Stored records:

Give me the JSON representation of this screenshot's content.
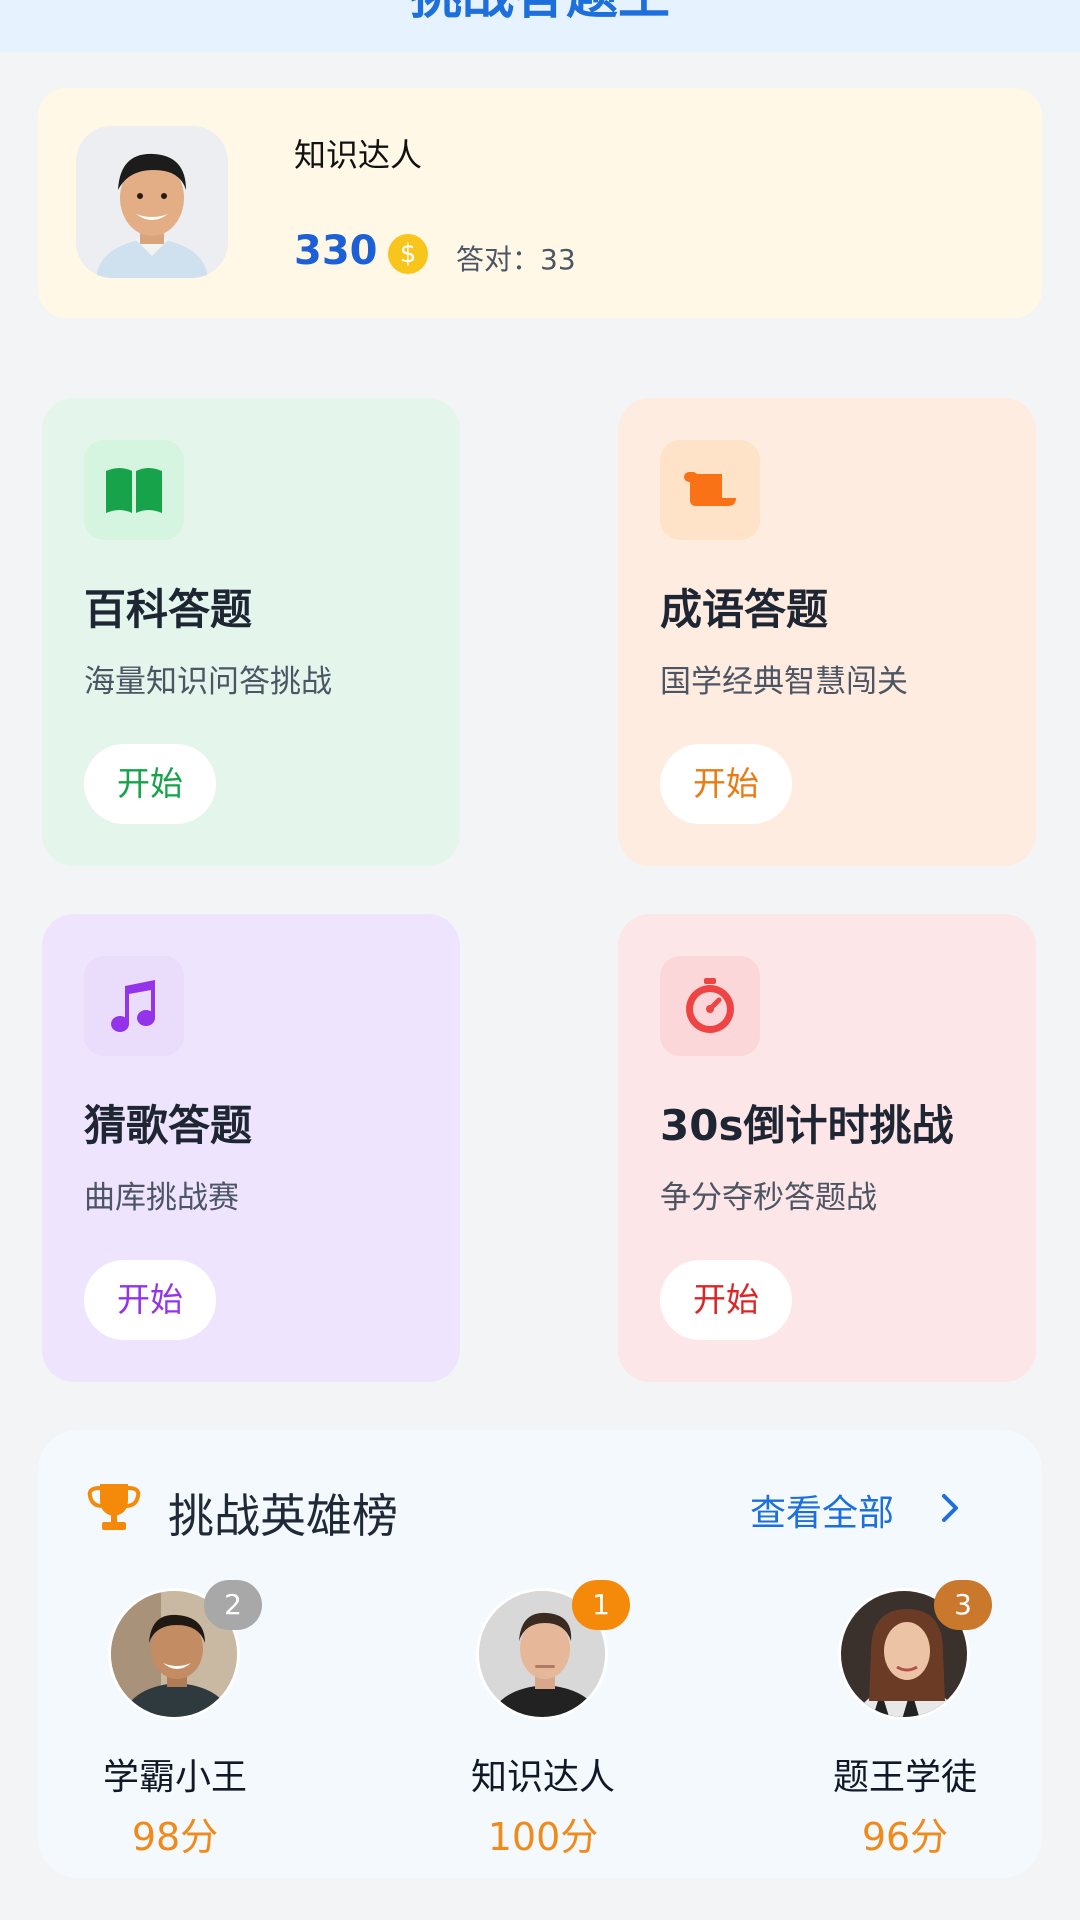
{
  "header": {
    "title": "挑战答题王"
  },
  "profile": {
    "name": "知识达人",
    "score": "330",
    "coin_icon": "coin-icon",
    "correct_label": "答对：33"
  },
  "quizzes": [
    {
      "title": "百科答题",
      "subtitle": "海量知识问答挑战",
      "button": "开始",
      "icon": "book-icon",
      "accent": "#16a34a"
    },
    {
      "title": "成语答题",
      "subtitle": "国学经典智慧闯关",
      "button": "开始",
      "icon": "scroll-icon",
      "accent": "#ea7a12"
    },
    {
      "title": "猜歌答题",
      "subtitle": "曲库挑战赛",
      "button": "开始",
      "icon": "music-icon",
      "accent": "#9333ea"
    },
    {
      "title": "30s倒计时挑战",
      "subtitle": "争分夺秒答题战",
      "button": "开始",
      "icon": "stopwatch-icon",
      "accent": "#dc2626"
    }
  ],
  "leaderboard": {
    "title": "挑战英雄榜",
    "view_all": "查看全部",
    "entries": [
      {
        "rank": "2",
        "name": "学霸小王",
        "score": "98分"
      },
      {
        "rank": "1",
        "name": "知识达人",
        "score": "100分"
      },
      {
        "rank": "3",
        "name": "题王学徒",
        "score": "96分"
      }
    ]
  },
  "colors": {
    "primary": "#1d6fdc",
    "gold": "#f58a0a",
    "score": "#f08a1a"
  }
}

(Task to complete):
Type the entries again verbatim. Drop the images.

(Written answer):
Give me the JSON representation of this screenshot's content.
{
  "header": {
    "title": "挑战答题王"
  },
  "profile": {
    "name": "知识达人",
    "score": "330",
    "coin_icon": "coin-icon",
    "correct_label": "答对：33"
  },
  "quizzes": [
    {
      "title": "百科答题",
      "subtitle": "海量知识问答挑战",
      "button": "开始",
      "icon": "book-icon",
      "accent": "#16a34a"
    },
    {
      "title": "成语答题",
      "subtitle": "国学经典智慧闯关",
      "button": "开始",
      "icon": "scroll-icon",
      "accent": "#ea7a12"
    },
    {
      "title": "猜歌答题",
      "subtitle": "曲库挑战赛",
      "button": "开始",
      "icon": "music-icon",
      "accent": "#9333ea"
    },
    {
      "title": "30s倒计时挑战",
      "subtitle": "争分夺秒答题战",
      "button": "开始",
      "icon": "stopwatch-icon",
      "accent": "#dc2626"
    }
  ],
  "leaderboard": {
    "title": "挑战英雄榜",
    "view_all": "查看全部",
    "entries": [
      {
        "rank": "2",
        "name": "学霸小王",
        "score": "98分"
      },
      {
        "rank": "1",
        "name": "知识达人",
        "score": "100分"
      },
      {
        "rank": "3",
        "name": "题王学徒",
        "score": "96分"
      }
    ]
  },
  "colors": {
    "primary": "#1d6fdc",
    "gold": "#f58a0a",
    "score": "#f08a1a"
  }
}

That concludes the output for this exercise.